• [Entries taken from a collection]
****************************************

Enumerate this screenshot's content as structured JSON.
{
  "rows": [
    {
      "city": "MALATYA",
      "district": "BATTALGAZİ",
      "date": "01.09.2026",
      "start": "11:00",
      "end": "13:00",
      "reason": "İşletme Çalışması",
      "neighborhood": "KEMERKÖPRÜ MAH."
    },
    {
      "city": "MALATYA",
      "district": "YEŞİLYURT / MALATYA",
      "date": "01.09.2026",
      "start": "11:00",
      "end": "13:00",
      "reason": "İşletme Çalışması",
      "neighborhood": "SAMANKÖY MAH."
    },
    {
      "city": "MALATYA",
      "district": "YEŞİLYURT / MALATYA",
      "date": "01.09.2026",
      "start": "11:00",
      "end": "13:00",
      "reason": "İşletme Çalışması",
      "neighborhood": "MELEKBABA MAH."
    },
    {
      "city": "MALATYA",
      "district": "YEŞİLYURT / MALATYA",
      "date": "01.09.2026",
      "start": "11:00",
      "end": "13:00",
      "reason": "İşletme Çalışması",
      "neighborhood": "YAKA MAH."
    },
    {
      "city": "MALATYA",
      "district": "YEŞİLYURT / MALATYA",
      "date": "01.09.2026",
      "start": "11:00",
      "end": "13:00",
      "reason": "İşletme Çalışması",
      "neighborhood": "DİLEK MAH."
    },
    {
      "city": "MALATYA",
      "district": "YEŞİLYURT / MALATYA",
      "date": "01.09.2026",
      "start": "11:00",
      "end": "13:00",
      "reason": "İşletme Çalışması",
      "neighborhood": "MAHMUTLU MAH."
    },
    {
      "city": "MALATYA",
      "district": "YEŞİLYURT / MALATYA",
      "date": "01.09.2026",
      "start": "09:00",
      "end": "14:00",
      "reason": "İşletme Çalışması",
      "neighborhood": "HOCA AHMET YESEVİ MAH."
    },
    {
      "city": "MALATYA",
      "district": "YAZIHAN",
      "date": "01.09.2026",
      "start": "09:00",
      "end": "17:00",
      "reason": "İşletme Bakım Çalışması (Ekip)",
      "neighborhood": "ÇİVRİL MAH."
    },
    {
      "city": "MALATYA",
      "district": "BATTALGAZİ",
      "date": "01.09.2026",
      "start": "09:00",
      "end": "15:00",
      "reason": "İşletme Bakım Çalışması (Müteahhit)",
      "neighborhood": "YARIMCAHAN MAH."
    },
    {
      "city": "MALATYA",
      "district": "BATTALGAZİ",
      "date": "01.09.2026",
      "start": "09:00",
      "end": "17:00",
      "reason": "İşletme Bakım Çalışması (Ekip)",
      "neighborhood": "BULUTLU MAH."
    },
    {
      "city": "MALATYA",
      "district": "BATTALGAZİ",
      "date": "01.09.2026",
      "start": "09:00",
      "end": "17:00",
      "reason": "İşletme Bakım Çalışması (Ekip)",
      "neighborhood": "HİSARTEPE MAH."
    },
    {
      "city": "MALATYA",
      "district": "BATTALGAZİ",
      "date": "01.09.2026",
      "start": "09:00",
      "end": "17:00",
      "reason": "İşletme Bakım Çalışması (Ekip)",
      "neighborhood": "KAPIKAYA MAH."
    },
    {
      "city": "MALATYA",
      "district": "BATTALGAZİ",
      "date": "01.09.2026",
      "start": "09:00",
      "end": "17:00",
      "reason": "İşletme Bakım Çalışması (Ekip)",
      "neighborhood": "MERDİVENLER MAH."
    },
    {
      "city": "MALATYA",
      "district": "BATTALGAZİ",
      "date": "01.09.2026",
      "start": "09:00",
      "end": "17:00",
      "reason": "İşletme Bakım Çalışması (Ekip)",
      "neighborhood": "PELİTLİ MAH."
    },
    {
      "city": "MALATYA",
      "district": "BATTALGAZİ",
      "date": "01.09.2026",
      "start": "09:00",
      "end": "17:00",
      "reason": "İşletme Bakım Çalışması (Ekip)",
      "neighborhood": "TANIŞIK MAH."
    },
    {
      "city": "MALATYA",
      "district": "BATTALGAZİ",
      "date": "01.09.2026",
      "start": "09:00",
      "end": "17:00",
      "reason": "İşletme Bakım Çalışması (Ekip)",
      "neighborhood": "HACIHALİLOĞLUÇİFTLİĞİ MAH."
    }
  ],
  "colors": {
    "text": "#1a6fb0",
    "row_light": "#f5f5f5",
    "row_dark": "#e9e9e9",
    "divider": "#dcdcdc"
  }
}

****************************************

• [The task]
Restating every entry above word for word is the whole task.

• [Expected answer]
Enumerate this screenshot's content as structured JSON.
{
  "rows": [
    {
      "city": "MALATYA",
      "district": "BATTALGAZİ",
      "date": "01.09.2026",
      "start": "11:00",
      "end": "13:00",
      "reason": "İşletme Çalışması",
      "neighborhood": "KEMERKÖPRÜ MAH."
    },
    {
      "city": "MALATYA",
      "district": "YEŞİLYURT / MALATYA",
      "date": "01.09.2026",
      "start": "11:00",
      "end": "13:00",
      "reason": "İşletme Çalışması",
      "neighborhood": "SAMANKÖY MAH."
    },
    {
      "city": "MALATYA",
      "district": "YEŞİLYURT / MALATYA",
      "date": "01.09.2026",
      "start": "11:00",
      "end": "13:00",
      "reason": "İşletme Çalışması",
      "neighborhood": "MELEKBABA MAH."
    },
    {
      "city": "MALATYA",
      "district": "YEŞİLYURT / MALATYA",
      "date": "01.09.2026",
      "start": "11:00",
      "end": "13:00",
      "reason": "İşletme Çalışması",
      "neighborhood": "YAKA MAH."
    },
    {
      "city": "MALATYA",
      "district": "YEŞİLYURT / MALATYA",
      "date": "01.09.2026",
      "start": "11:00",
      "end": "13:00",
      "reason": "İşletme Çalışması",
      "neighborhood": "DİLEK MAH."
    },
    {
      "city": "MALATYA",
      "district": "YEŞİLYURT / MALATYA",
      "date": "01.09.2026",
      "start": "11:00",
      "end": "13:00",
      "reason": "İşletme Çalışması",
      "neighborhood": "MAHMUTLU MAH."
    },
    {
      "city": "MALATYA",
      "district": "YEŞİLYURT / MALATYA",
      "date": "01.09.2026",
      "start": "09:00",
      "end": "14:00",
      "reason": "İşletme Çalışması",
      "neighborhood": "HOCA AHMET YESEVİ MAH."
    },
    {
      "city": "MALATYA",
      "district": "YAZIHAN",
      "date": "01.09.2026",
      "start": "09:00",
      "end": "17:00",
      "reason": "İşletme Bakım Çalışması (Ekip)",
      "neighborhood": "ÇİVRİL MAH."
    },
    {
      "city": "MALATYA",
      "district": "BATTALGAZİ",
      "date": "01.09.2026",
      "start": "09:00",
      "end": "15:00",
      "reason": "İşletme Bakım Çalışması (Müteahhit)",
      "neighborhood": "YARIMCAHAN MAH."
    },
    {
      "city": "MALATYA",
      "district": "BATTALGAZİ",
      "date": "01.09.2026",
      "start": "09:00",
      "end": "17:00",
      "reason": "İşletme Bakım Çalışması (Ekip)",
      "neighborhood": "BULUTLU MAH."
    },
    {
      "city": "MALATYA",
      "district": "BATTALGAZİ",
      "date": "01.09.2026",
      "start": "09:00",
      "end": "17:00",
      "reason": "İşletme Bakım Çalışması (Ekip)",
      "neighborhood": "HİSARTEPE MAH."
    },
    {
      "city": "MALATYA",
      "district": "BATTALGAZİ",
      "date": "01.09.2026",
      "start": "09:00",
      "end": "17:00",
      "reason": "İşletme Bakım Çalışması (Ekip)",
      "neighborhood": "KAPIKAYA MAH."
    },
    {
      "city": "MALATYA",
      "district": "BATTALGAZİ",
      "date": "01.09.2026",
      "start": "09:00",
      "end": "17:00",
      "reason": "İşletme Bakım Çalışması (Ekip)",
      "neighborhood": "MERDİVENLER MAH."
    },
    {
      "city": "MALATYA",
      "district": "BATTALGAZİ",
      "date": "01.09.2026",
      "start": "09:00",
      "end": "17:00",
      "reason": "İşletme Bakım Çalışması (Ekip)",
      "neighborhood": "PELİTLİ MAH."
    },
    {
      "city": "MALATYA",
      "district": "BATTALGAZİ",
      "date": "01.09.2026",
      "start": "09:00",
      "end": "17:00",
      "reason": "İşletme Bakım Çalışması (Ekip)",
      "neighborhood": "TANIŞIK MAH."
    },
    {
      "city": "MALATYA",
      "district": "BATTALGAZİ",
      "date": "01.09.2026",
      "start": "09:00",
      "end": "17:00",
      "reason": "İşletme Bakım Çalışması (Ekip)",
      "neighborhood": "HACIHALİLOĞLUÇİFTLİĞİ MAH."
    }
  ],
  "colors": {
    "text": "#1a6fb0",
    "row_light": "#f5f5f5",
    "row_dark": "#e9e9e9",
    "divider": "#dcdcdc"
  }
}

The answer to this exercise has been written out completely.